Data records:
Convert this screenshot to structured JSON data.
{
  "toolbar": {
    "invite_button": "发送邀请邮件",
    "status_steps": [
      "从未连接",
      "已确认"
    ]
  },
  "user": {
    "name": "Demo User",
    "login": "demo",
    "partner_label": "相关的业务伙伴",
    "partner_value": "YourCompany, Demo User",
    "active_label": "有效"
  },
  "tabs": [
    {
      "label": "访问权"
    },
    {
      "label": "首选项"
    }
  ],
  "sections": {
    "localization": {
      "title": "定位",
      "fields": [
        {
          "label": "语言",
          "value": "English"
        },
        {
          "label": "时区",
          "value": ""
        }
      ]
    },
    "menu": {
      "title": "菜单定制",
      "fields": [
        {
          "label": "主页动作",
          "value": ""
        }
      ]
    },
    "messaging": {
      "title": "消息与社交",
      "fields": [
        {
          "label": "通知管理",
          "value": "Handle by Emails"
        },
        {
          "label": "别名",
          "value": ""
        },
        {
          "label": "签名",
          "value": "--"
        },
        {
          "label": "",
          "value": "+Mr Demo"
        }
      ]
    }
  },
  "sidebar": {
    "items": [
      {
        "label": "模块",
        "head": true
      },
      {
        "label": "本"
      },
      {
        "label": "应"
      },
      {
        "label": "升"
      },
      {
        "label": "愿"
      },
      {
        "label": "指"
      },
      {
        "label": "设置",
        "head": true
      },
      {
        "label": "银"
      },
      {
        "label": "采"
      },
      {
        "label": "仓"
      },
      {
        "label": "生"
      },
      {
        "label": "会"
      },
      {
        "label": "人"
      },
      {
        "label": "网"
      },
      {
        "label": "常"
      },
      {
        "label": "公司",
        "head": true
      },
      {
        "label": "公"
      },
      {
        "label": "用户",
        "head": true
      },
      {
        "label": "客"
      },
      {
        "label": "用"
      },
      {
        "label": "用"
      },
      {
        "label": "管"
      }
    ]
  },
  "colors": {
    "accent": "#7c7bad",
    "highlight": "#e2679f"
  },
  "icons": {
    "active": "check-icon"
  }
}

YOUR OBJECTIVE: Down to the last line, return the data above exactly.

ANSWER FOR THIS EXERCISE:
Convert this screenshot to structured JSON data.
{
  "toolbar": {
    "invite_button": "发送邀请邮件",
    "status_steps": [
      "从未连接",
      "已确认"
    ]
  },
  "user": {
    "name": "Demo User",
    "login": "demo",
    "partner_label": "相关的业务伙伴",
    "partner_value": "YourCompany, Demo User",
    "active_label": "有效"
  },
  "tabs": [
    {
      "label": "访问权"
    },
    {
      "label": "首选项"
    }
  ],
  "sections": {
    "localization": {
      "title": "定位",
      "fields": [
        {
          "label": "语言",
          "value": "English"
        },
        {
          "label": "时区",
          "value": ""
        }
      ]
    },
    "menu": {
      "title": "菜单定制",
      "fields": [
        {
          "label": "主页动作",
          "value": ""
        }
      ]
    },
    "messaging": {
      "title": "消息与社交",
      "fields": [
        {
          "label": "通知管理",
          "value": "Handle by Emails"
        },
        {
          "label": "别名",
          "value": ""
        },
        {
          "label": "签名",
          "value": "--"
        },
        {
          "label": "",
          "value": "+Mr Demo"
        }
      ]
    }
  },
  "sidebar": {
    "items": [
      {
        "label": "模块",
        "head": true
      },
      {
        "label": "本"
      },
      {
        "label": "应"
      },
      {
        "label": "升"
      },
      {
        "label": "愿"
      },
      {
        "label": "指"
      },
      {
        "label": "设置",
        "head": true
      },
      {
        "label": "银"
      },
      {
        "label": "采"
      },
      {
        "label": "仓"
      },
      {
        "label": "生"
      },
      {
        "label": "会"
      },
      {
        "label": "人"
      },
      {
        "label": "网"
      },
      {
        "label": "常"
      },
      {
        "label": "公司",
        "head": true
      },
      {
        "label": "公"
      },
      {
        "label": "用户",
        "head": true
      },
      {
        "label": "客"
      },
      {
        "label": "用"
      },
      {
        "label": "用"
      },
      {
        "label": "管"
      }
    ]
  },
  "colors": {
    "accent": "#7c7bad",
    "highlight": "#e2679f"
  },
  "icons": {
    "active": "check-icon"
  }
}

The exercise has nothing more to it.